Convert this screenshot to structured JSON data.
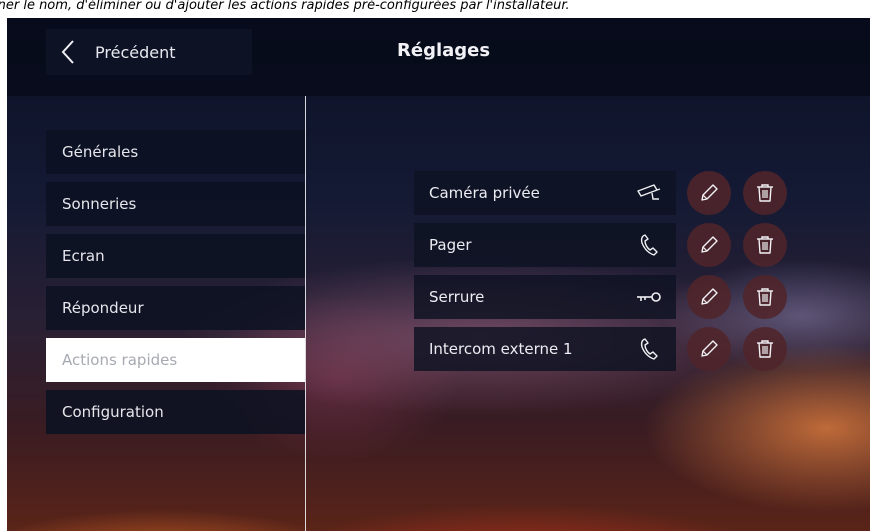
{
  "caption": "iner le nom, d'éliminer ou d'ajouter les actions rapides pré-configurées par l'installateur.",
  "header": {
    "back_label": "Précédent",
    "title": "Réglages"
  },
  "sidebar": {
    "items": [
      {
        "label": "Générales",
        "active": false
      },
      {
        "label": "Sonneries",
        "active": false
      },
      {
        "label": "Ecran",
        "active": false
      },
      {
        "label": "Répondeur",
        "active": false
      },
      {
        "label": "Actions rapides",
        "active": true
      },
      {
        "label": "Configuration",
        "active": false
      }
    ]
  },
  "actions": {
    "items": [
      {
        "label": "Caméra privée",
        "icon": "camera-icon"
      },
      {
        "label": "Pager",
        "icon": "phone-icon"
      },
      {
        "label": "Serrure",
        "icon": "key-icon"
      },
      {
        "label": "Intercom externe 1",
        "icon": "phone-icon"
      }
    ],
    "edit_icon": "pencil-icon",
    "delete_icon": "trash-icon"
  },
  "colors": {
    "active_item_bg": "#ffffff",
    "active_item_text": "#a7aab2",
    "circle_button_bg": "#50242a"
  }
}
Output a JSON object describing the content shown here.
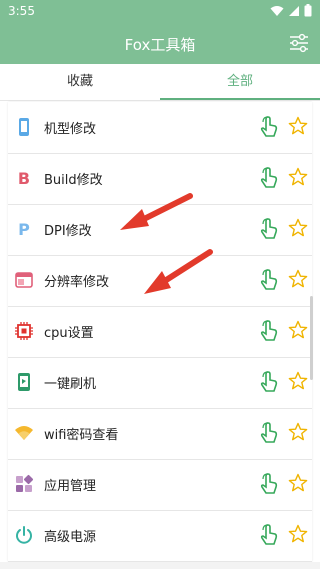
{
  "status": {
    "time": "3:55"
  },
  "app": {
    "title": "Fox工具箱"
  },
  "tabs": [
    {
      "label": "收藏"
    },
    {
      "label": "全部"
    }
  ],
  "items": [
    {
      "label": "机型修改",
      "icon": "phone-icon"
    },
    {
      "label": "Build修改",
      "icon": "letter-b-icon"
    },
    {
      "label": "DPI修改",
      "icon": "letter-p-icon"
    },
    {
      "label": "分辨率修改",
      "icon": "window-icon"
    },
    {
      "label": "cpu设置",
      "icon": "cpu-icon"
    },
    {
      "label": "一键刷机",
      "icon": "flash-phone-icon"
    },
    {
      "label": "wifi密码查看",
      "icon": "wifi-icon"
    },
    {
      "label": "应用管理",
      "icon": "apps-grid-icon"
    },
    {
      "label": "高级电源",
      "icon": "power-icon"
    }
  ],
  "colors": {
    "primary": "#7fbf95",
    "accent": "#5fb07f",
    "star": "#f0b400",
    "arrow": "#e23a2b"
  }
}
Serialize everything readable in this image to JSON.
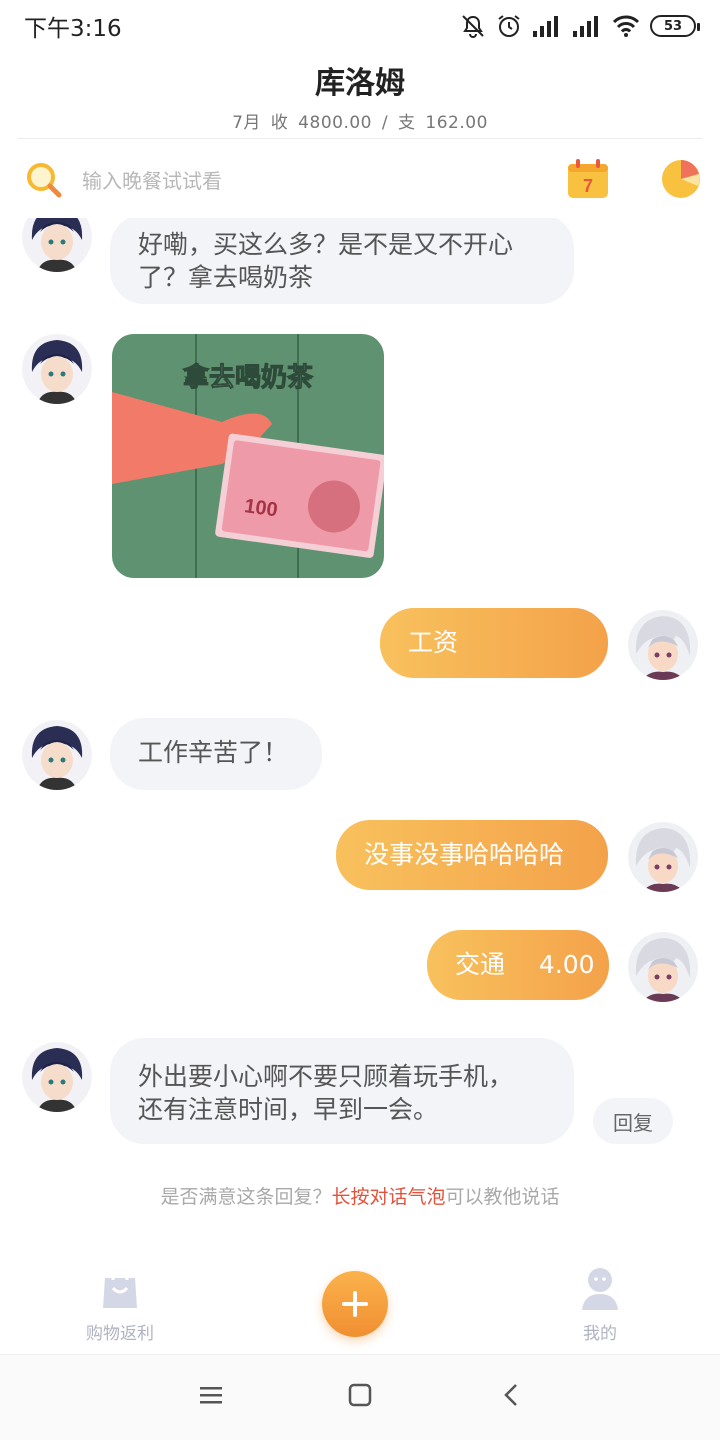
{
  "status_bar": {
    "time": "下午3:16",
    "battery": "53"
  },
  "header": {
    "title": "库洛姆",
    "summary": "7月 收 4800.00 / 支 162.00"
  },
  "search": {
    "placeholder": "输入晚餐试试看",
    "calendar_day": "7"
  },
  "messages": [
    {
      "side": "in",
      "text_lines": [
        "好嘞，买这么多？是不是又不开心",
        "了？拿去喝奶茶"
      ]
    },
    {
      "side": "in",
      "type": "sticker",
      "sticker_text": "拿去喝奶茶",
      "note_value": "100"
    },
    {
      "side": "out",
      "text": "工资"
    },
    {
      "side": "in",
      "text": "工作辛苦了！"
    },
    {
      "side": "out",
      "text": "没事没事哈哈哈哈"
    },
    {
      "side": "out",
      "category": "交通",
      "amount": "4.00"
    },
    {
      "side": "in",
      "text_lines": [
        "外出要小心啊不要只顾着玩手机，",
        "还有注意时间，早到一会。"
      ]
    }
  ],
  "reply_button": "回复",
  "hint": {
    "before": "是否满意这条回复？",
    "highlight": "长按对话气泡",
    "after": "可以教他说话"
  },
  "bottom_nav": {
    "shop_label": "购物返利",
    "mine_label": "我的"
  },
  "colors": {
    "accent": "#f5a94a",
    "highlight": "#e2533d",
    "bubble_in": "#f3f4f8"
  },
  "icons": [
    "mute-icon",
    "alarm-icon",
    "signal-icon",
    "wifi-icon",
    "search-icon",
    "calendar-icon",
    "pie-chart-icon",
    "shopping-bag-icon",
    "plus-icon",
    "user-icon",
    "menu-icon",
    "home-icon",
    "back-icon"
  ]
}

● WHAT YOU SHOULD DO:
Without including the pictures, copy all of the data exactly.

● RESPONSE TO THE EXERCISE:
Convert this screenshot to structured JSON data.
{
  "caption": "iner le nom, d'éliminer ou d'ajouter les actions rapides pré-configurées par l'installateur.",
  "header": {
    "back_label": "Précédent",
    "title": "Réglages"
  },
  "sidebar": {
    "items": [
      {
        "label": "Générales",
        "active": false
      },
      {
        "label": "Sonneries",
        "active": false
      },
      {
        "label": "Ecran",
        "active": false
      },
      {
        "label": "Répondeur",
        "active": false
      },
      {
        "label": "Actions rapides",
        "active": true
      },
      {
        "label": "Configuration",
        "active": false
      }
    ]
  },
  "actions": {
    "items": [
      {
        "label": "Caméra privée",
        "icon": "camera-icon"
      },
      {
        "label": "Pager",
        "icon": "phone-icon"
      },
      {
        "label": "Serrure",
        "icon": "key-icon"
      },
      {
        "label": "Intercom externe 1",
        "icon": "phone-icon"
      }
    ],
    "edit_icon": "pencil-icon",
    "delete_icon": "trash-icon"
  },
  "colors": {
    "active_item_bg": "#ffffff",
    "active_item_text": "#a7aab2",
    "circle_button_bg": "#50242a"
  }
}
Output a JSON object describing the content shown here.
{
  "status": {
    "time": "3:55"
  },
  "app": {
    "title": "Fox工具箱"
  },
  "tabs": [
    {
      "label": "收藏"
    },
    {
      "label": "全部"
    }
  ],
  "items": [
    {
      "label": "机型修改",
      "icon": "phone-icon"
    },
    {
      "label": "Build修改",
      "icon": "letter-b-icon"
    },
    {
      "label": "DPI修改",
      "icon": "letter-p-icon"
    },
    {
      "label": "分辨率修改",
      "icon": "window-icon"
    },
    {
      "label": "cpu设置",
      "icon": "cpu-icon"
    },
    {
      "label": "一键刷机",
      "icon": "flash-phone-icon"
    },
    {
      "label": "wifi密码查看",
      "icon": "wifi-icon"
    },
    {
      "label": "应用管理",
      "icon": "apps-grid-icon"
    },
    {
      "label": "高级电源",
      "icon": "power-icon"
    }
  ],
  "colors": {
    "primary": "#7fbf95",
    "accent": "#5fb07f",
    "star": "#f0b400",
    "arrow": "#e23a2b"
  }
}
Serialize everything readable in this image to JSON.
{
  "status_bar": {
    "time": "下午3:16",
    "battery": "53"
  },
  "header": {
    "title": "库洛姆",
    "summary": "7月 收 4800.00 / 支 162.00"
  },
  "search": {
    "placeholder": "输入晚餐试试看",
    "calendar_day": "7"
  },
  "messages": [
    {
      "side": "in",
      "text_lines": [
        "好嘞，买这么多？是不是又不开心",
        "了？拿去喝奶茶"
      ]
    },
    {
      "side": "in",
      "type": "sticker",
      "sticker_text": "拿去喝奶茶",
      "note_value": "100"
    },
    {
      "side": "out",
      "text": "工资"
    },
    {
      "side": "in",
      "text": "工作辛苦了！"
    },
    {
      "side": "out",
      "text": "没事没事哈哈哈哈"
    },
    {
      "side": "out",
      "category": "交通",
      "amount": "4.00"
    },
    {
      "side": "in",
      "text_lines": [
        "外出要小心啊不要只顾着玩手机，",
        "还有注意时间，早到一会。"
      ]
    }
  ],
  "reply_button": "回复",
  "hint": {
    "before": "是否满意这条回复？",
    "highlight": "长按对话气泡",
    "after": "可以教他说话"
  },
  "bottom_nav": {
    "shop_label": "购物返利",
    "mine_label": "我的"
  },
  "colors": {
    "accent": "#f5a94a",
    "highlight": "#e2533d",
    "bubble_in": "#f3f4f8"
  },
  "icons": [
    "mute-icon",
    "alarm-icon",
    "signal-icon",
    "wifi-icon",
    "search-icon",
    "calendar-icon",
    "pie-chart-icon",
    "shopping-bag-icon",
    "plus-icon",
    "user-icon",
    "menu-icon",
    "home-icon",
    "back-icon"
  ]
}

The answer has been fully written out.